We constructed a sample of outlier prescribers that replicated the method used in the study but was built from a more limited dataset. Using these prescribers we estimated that at a significance level of 5% and a power of 80%, we could detect a change in the number of schedule II prescription drug events of 136.9 (baseline mean level: 1,556.7; standard deviation: 1,231.2; effect as a share of baseline mean: 8.8%) and a change in the dollar value of schedule II prescriptions of $34,069 (baseline mean level: $217,204; standard deviation: $239,759; effect as a share of baseline mean: 15.7%). Since we will have access to richer data with better control variables, we believe that these estimates are conservative.
IRB Name
Harvard Committee on the Use of Human Subjects in Research
IRB Approval Date
IRB Approval Number
IRB Name
MIT Committee on the Use of Human as Experimental Subjects
IRB Approval Date
IRB Approval Number
Analysis Plan
Analysis Plan Documents
Prespecification of Analyses for Schedule II Controlled Substances Letter Campaign

MD5: ee633ba75ac91f0f867c554569d247ae

SHA1: b5f0460655f0fb2a328131327037e592baf59102

Uploaded At: January 20, 2015

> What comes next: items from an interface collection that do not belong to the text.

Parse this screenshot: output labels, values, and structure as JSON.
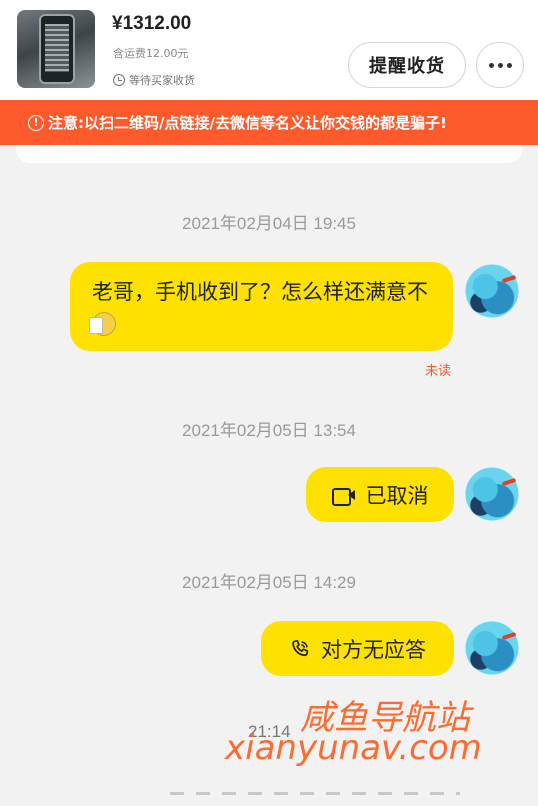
{
  "order": {
    "price": "¥1312.00",
    "shipping": "含运费12.00元",
    "status": "等待买家收货",
    "remind_label": "提醒收货",
    "status_icon": "clock-icon",
    "more_icon": "more-dots-icon"
  },
  "warning": {
    "text": "注意:以扫二维码/点链接/去微信等名义让你交钱的都是骗子!",
    "icon": "exclamation-circle-icon",
    "color": "#ff5a2b"
  },
  "messages": [
    {
      "timestamp": "2021年02月04日 19:45",
      "side": "left",
      "text": "老哥，手机收到了？怎么样还满意不",
      "emoji": "wiping-sweat-emoji",
      "read_status": "未读"
    },
    {
      "timestamp": "2021年02月05日 13:54",
      "side": "right",
      "icon": "video-call-icon",
      "text": "已取消"
    },
    {
      "timestamp": "2021年02月05日 14:29",
      "side": "right",
      "icon": "phone-call-icon",
      "text": "对方无应答"
    }
  ],
  "bottom_time": "21:14",
  "watermark": {
    "cn": "咸鱼导航站",
    "en": "xianyunav.com"
  },
  "colors": {
    "bubble": "#ffe100",
    "background": "#f2f2f2",
    "accent": "#ff5a2b"
  }
}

Post Trial Information
Study Withdrawal
Is the intervention completed?
Intervention Completion Date
March 11, 2015, 12:00 AM +00:00
Is data collection complete?
Data Collection Completion Date
August 14, 2015, 12:00 AM +00:00
Final Sample Size: Number of Clusters (Unit of Randomization)
1518 prescribers
Was attrition correlated with treatment status?
Final Sample Size: Total Number of Observations
1518 prescribers
Final Sample Size (or Number of Clusters) by Treatment Arms
760 prescribers treatment 758 prescribers control
Data Publication
Data Publication
Is public data available?
Program Files
Program Files
Reports, Papers & Other Materials
Relevant Paper(s)
Inappropriate prescribing is a rising threat to the health of Medicare beneficiaries and a drain on Medicare’s finances. In this study we used a randomized controlled trial approach to evaluate a low-cost, light-touch intervention aimed at reducing the inappropriate provision of Schedule II controlled substances in the Medicare Part D program. Potential overprescribers were sent a letter explaining that their practice patterns were highly unlike those of their peers. Using rich administrative data, we were unable to detect an effect of these letters on prescribing. We describe ongoing efforts to build on this null result with alternative interventions. Learning about the potential of light-touch interventions, both effective and ineffective, will help produce a better toolkit for policy makers to improve the value and safety of health care.
Sacarny, Adam, David Yokum, Amy Finkelstein, and Shantanu Agrawal. "Medicare Letters To Curb Overprescribing Of Controlled Substances Had No Detectable Effect On Providers." Health Affairs. 2016; 35(3); 471-479. doi:10.1377/hlthaff.2015.1025